Last week, top DOD brass again connected the dots between the Pentagon's energy considerations and national security. Navy Adm. Mike Mullen, chairman of the Joint Chiefs of Staff, headlined a daylong Pentagon event focused on the subject. He called for better energy efficiency and renewable energy efforts, terming them a "strategic imperative" for the military. Such action is needed to "reduce risk" and help "stem the tide of climate change," he said.

Making strides with the military's energy consumption "is not merely altruistic; it is essential," Mullen said. Currently, DOD burns through 300,000 barrels of oil each day, and its No. 1 import to Afghanistan is fossil fuels, he said.

Help for remote operations
Though the SPIDERS project, for example, may not be fulfilling DOD's specific mission, it may provide other fringe benefits. Offshoot projects may be able to mine its technology and approaches to eventually help remote bases in Afghanistan or other locations better function with less fuel supply, according to Waugaman. Slashing the number of fuel convoys that make for easy targets could, in turn, help save lives. "One of the most dangerous assignments today in Afghanistan is convoy duty," Navy Secretary Ray Mabus said last spring (Greenwire, May 6).

In June 2008 alone, 44 trucks and 220,000 gallons of fuel were lost in attacks or accidents while delivering fuel to Bagram Airfield in Afghanistan, according to numbers provided by the Pentagon to the Government Accountability Office. This month, terrorists have engaged in a series of attacks on NATO convoys waiting for Pakistan to reopen a border crossing point into Afghanistan.

Meanwhile, at today's domestic military installations, a large diesel generator may be tied directly to each individual building -- resulting in a fleet of oversized generators supplying the maximum amount of power that may be needed. That method can lead to waste, said Sandia National Laboratories' Juan Torres, assistant technical manager for the SPIDERS project.

With SPIDERS, however, the government is hoping to create a smart microgrid that would remain unfazed by energy supply disruptions or gas price spikes. Simultaneously, it is also geared toward helping shrink DOD's heavy carbon footprint.

SPIDERS will be a partnership among DOD, the Energy Department, the Department of Homeland Security, five national labs and also the local utilities around the affected bases.

DOD has been working on aspects of microgrid projects across the country in recent years, but each base has different needs and different potential energy sources -- such as wind or solar -- say security analysts familiar with the work.

Power from solar and hybrid vehicles contributes
Between when projects are planned and when they are completed, technology may also evolve and require different pieces to integrate them, said NextEnergy's William Siddall, who has developed microgrid technology for DOD in the past and plans to bid to be involved in the SPIDERS project. This project would incorporate a lot of the technology developed on other bases and prove on a larger scale that it can work, Siddall said.

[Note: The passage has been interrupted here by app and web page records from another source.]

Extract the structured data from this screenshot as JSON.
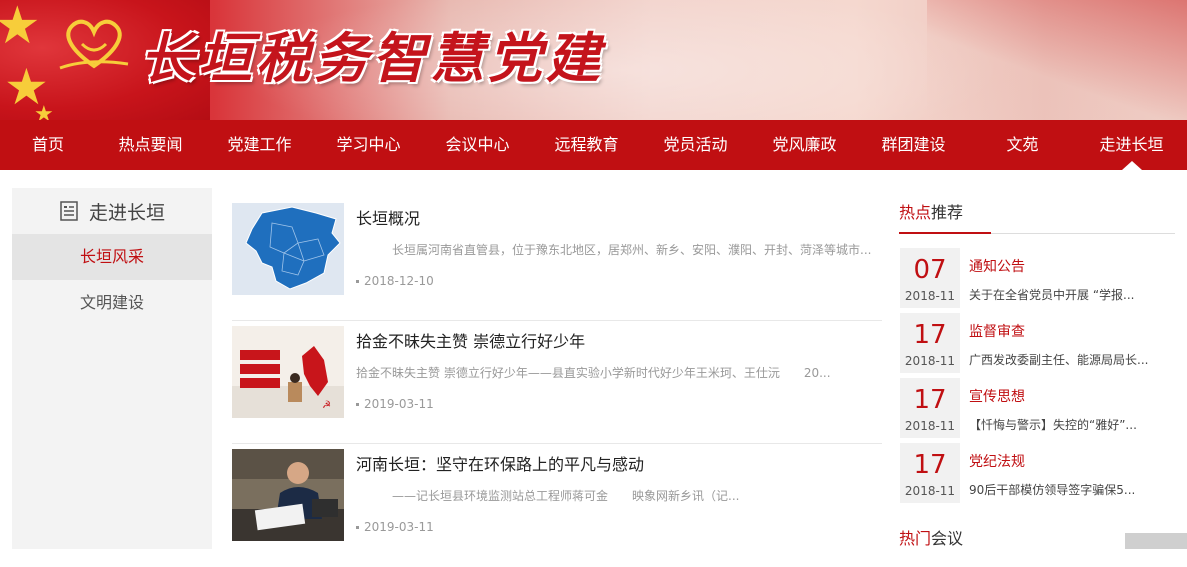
{
  "banner": {
    "title": "长垣税务智慧党建"
  },
  "nav": {
    "items": [
      "首页",
      "热点要闻",
      "党建工作",
      "学习中心",
      "会议中心",
      "远程教育",
      "党员活动",
      "党风廉政",
      "群团建设",
      "文苑",
      "走进长垣"
    ],
    "active": "走进长垣"
  },
  "sidebar": {
    "heading": "走进长垣",
    "items": [
      {
        "label": "长垣风采",
        "active": true
      },
      {
        "label": "文明建设",
        "active": false
      }
    ]
  },
  "articles": [
    {
      "title": "长垣概况",
      "summary": "长垣属河南省直管县，位于豫东北地区，居郑州、新乡、安阳、濮阳、开封、菏泽等城市...",
      "date": "2018-12-10"
    },
    {
      "title": "拾金不昧失主赞 崇德立行好少年",
      "summary": "拾金不昧失主赞 崇德立行好少年——县直实验小学新时代好少年王米珂、王仕沅　　20...",
      "date": "2019-03-11"
    },
    {
      "title": "河南长垣：坚守在环保路上的平凡与感动",
      "summary": "——记长垣县环境监测站总工程师蒋可金　　映象网新乡讯（记...",
      "date": "2019-03-11"
    }
  ],
  "hot": {
    "title_highlight": "热点",
    "title_rest": "推荐",
    "items": [
      {
        "day": "07",
        "ym": "2018-11",
        "category": "通知公告",
        "summary": "关于在全省党员中开展 “学报..."
      },
      {
        "day": "17",
        "ym": "2018-11",
        "category": "监督审查",
        "summary": "广西发改委副主任、能源局局长..."
      },
      {
        "day": "17",
        "ym": "2018-11",
        "category": "宣传思想",
        "summary": "【忏悔与警示】失控的“雅好”..."
      },
      {
        "day": "17",
        "ym": "2018-11",
        "category": "党纪法规",
        "summary": "90后干部模仿领导签字骗保5..."
      }
    ]
  },
  "meeting": {
    "title_highlight": "热门",
    "title_rest": "会议"
  },
  "colors": {
    "brand_red": "#c00f12",
    "gold": "#f7cd3a"
  },
  "icons": {
    "sidebar_heading": "document-list-icon",
    "logo": "heart-logo-icon"
  }
}
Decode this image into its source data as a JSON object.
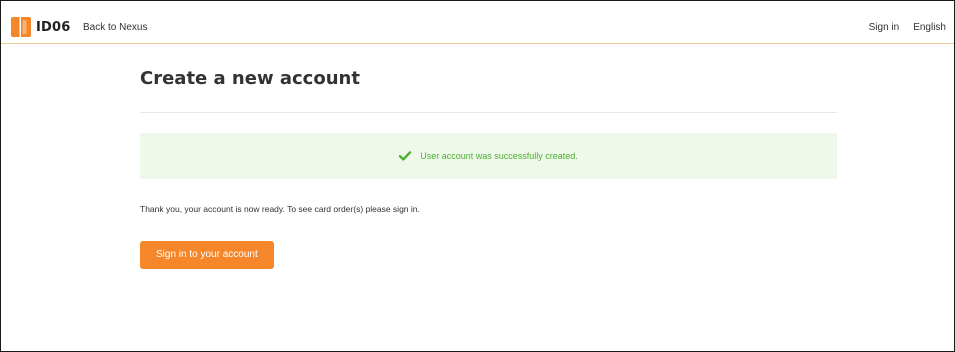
{
  "header": {
    "logo_text": "ID06",
    "back_link": "Back to Nexus",
    "sign_in": "Sign in",
    "language": "English"
  },
  "main": {
    "title": "Create a new account",
    "alert_message": "User account was successfully created.",
    "body_text": "Thank you, your account is now ready. To see card order(s) please sign in.",
    "button_label": "Sign in to your account"
  },
  "colors": {
    "brand_orange": "#f5862a",
    "success_green": "#4caf32",
    "success_bg": "#eef9ea"
  }
}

The SPIDERS microgrid is expected to be up and running by 2013 at Hawaii's Camp Smith -- supporting a peak load of about 10 megawatts. The power to keep operations going at about 30 buildings -- including two large offices and 10 homes -- will come from hybrid vehicles, traditional diesel sources, photovoltaic solar power and a hydrogen fuel cell, according to Ross Roley, the SPIDERS operational manager.

Before reaching that goal, the researchers will be testing aspects of microgrid technology at Pearl Harbor-Hickam joint base in Hawaii and working on smart metering capabilities and cyber security at Fort Carson in Colorado.

At the same time, the private sector is also working on related smart grid technology -- in some cases funded by government dollars -- but the projects are distinct, according to backers of the SPIDERS project.

"Many of the smart grid projects will utilize similar technologies paving the way for additional smart grid projects and microgrids," said DOE spokeswoman Tiffany Edwards. "How the technologies are utilized, configured, and work as a system," she said, "makes each project unique."

Reprinted from Climatewire with permission from Environment & Energy Publishing, LLC., 202-628-6500